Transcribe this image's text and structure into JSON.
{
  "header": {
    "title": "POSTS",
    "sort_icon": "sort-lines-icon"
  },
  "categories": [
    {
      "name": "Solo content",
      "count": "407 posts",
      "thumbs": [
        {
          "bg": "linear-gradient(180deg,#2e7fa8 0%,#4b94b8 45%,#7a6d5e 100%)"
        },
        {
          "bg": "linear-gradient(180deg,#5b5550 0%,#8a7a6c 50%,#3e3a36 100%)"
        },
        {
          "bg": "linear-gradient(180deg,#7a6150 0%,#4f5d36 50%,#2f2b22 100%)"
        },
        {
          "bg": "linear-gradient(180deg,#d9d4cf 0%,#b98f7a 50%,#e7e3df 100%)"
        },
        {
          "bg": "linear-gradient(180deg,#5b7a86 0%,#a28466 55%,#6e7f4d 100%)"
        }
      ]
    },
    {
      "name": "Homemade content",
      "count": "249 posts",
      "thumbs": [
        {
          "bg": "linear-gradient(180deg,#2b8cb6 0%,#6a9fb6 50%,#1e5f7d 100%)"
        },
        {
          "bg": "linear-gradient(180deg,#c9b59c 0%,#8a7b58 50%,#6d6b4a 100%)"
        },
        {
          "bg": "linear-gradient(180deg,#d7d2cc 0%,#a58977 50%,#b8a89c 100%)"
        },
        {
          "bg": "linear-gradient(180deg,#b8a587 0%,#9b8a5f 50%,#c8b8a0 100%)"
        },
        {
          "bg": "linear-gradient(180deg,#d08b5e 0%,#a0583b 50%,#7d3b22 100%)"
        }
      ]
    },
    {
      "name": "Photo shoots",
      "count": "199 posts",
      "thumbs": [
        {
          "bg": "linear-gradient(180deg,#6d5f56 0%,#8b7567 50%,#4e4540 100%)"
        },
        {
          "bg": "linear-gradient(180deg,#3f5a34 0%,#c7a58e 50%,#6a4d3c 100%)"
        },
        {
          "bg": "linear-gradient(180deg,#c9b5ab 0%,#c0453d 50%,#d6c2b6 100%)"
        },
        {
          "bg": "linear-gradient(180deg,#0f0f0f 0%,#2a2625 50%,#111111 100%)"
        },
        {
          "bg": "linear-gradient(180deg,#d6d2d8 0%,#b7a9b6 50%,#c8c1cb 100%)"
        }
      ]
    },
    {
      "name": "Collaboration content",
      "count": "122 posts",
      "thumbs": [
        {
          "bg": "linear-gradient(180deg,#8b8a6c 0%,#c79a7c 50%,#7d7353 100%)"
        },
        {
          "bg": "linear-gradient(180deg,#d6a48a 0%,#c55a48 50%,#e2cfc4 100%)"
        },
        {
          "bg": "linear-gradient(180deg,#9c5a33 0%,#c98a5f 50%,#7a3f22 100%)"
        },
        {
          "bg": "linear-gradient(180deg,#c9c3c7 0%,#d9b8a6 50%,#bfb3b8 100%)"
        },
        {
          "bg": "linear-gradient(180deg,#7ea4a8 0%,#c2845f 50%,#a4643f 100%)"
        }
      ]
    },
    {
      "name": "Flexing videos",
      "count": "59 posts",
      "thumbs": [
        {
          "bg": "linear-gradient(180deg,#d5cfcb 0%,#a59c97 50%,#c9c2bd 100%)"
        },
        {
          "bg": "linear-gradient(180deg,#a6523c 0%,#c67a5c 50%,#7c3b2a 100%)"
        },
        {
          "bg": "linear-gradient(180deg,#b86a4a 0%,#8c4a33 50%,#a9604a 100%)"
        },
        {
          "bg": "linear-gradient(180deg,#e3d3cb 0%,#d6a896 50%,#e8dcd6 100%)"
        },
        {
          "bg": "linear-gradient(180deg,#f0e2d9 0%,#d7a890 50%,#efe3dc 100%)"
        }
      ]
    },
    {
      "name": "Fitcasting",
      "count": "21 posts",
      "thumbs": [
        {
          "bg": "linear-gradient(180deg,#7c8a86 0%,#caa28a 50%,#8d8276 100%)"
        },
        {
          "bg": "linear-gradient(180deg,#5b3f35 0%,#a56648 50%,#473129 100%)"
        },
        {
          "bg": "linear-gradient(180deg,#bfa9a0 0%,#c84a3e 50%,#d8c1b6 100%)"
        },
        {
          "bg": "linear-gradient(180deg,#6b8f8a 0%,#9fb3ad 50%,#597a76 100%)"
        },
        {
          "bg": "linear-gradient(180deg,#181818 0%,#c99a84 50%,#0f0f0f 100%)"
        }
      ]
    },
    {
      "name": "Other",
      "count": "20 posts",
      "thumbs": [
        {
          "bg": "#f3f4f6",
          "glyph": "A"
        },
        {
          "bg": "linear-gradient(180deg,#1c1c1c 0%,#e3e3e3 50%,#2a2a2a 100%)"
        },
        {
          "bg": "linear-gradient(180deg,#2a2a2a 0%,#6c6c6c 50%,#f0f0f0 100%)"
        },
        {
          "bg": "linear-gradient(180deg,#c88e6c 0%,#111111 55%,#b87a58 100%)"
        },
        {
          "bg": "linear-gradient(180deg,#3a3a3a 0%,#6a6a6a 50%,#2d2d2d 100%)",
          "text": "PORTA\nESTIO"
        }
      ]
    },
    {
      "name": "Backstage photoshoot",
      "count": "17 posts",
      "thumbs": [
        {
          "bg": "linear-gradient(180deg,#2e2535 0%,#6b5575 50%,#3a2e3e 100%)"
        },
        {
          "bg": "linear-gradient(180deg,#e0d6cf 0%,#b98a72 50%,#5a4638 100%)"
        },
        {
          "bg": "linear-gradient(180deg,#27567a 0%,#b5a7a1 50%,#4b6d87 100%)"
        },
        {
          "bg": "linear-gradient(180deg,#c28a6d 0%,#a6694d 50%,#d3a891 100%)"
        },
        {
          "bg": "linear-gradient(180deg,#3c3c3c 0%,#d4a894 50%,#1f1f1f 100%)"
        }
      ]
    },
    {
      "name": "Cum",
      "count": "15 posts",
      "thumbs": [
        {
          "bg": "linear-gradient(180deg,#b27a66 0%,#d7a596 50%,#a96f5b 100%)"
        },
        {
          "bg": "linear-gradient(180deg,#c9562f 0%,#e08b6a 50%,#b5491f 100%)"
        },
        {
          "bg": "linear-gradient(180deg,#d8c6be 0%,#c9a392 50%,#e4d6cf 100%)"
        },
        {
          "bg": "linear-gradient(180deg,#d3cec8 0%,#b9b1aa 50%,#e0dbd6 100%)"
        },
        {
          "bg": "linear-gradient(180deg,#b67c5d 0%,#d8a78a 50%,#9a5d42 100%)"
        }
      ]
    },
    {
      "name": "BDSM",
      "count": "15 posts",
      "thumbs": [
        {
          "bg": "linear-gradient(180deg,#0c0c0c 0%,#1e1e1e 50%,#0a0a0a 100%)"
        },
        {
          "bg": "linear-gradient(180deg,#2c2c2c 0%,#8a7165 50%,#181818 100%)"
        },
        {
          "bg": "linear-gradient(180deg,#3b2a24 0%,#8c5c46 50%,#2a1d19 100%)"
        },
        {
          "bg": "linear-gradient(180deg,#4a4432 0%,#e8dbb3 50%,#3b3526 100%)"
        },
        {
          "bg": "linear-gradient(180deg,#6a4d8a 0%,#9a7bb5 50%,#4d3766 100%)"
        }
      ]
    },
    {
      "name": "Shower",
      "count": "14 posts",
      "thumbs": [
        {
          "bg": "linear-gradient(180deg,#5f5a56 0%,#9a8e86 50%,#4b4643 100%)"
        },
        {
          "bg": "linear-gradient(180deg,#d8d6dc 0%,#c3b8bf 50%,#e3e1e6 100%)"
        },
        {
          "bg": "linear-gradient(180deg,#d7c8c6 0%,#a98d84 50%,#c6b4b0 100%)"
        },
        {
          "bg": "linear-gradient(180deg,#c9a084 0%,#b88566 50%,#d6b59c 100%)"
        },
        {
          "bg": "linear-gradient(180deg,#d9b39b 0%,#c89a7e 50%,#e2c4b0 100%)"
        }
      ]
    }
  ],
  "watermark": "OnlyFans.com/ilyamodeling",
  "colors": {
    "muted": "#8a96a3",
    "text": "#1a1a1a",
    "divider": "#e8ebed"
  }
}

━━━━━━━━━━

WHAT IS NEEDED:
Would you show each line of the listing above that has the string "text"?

ANSWER BOX:
Transcribe this image's text and structure into JSON.
          "text": "PORTA\nESTIO"
    "text": "#1a1a1a",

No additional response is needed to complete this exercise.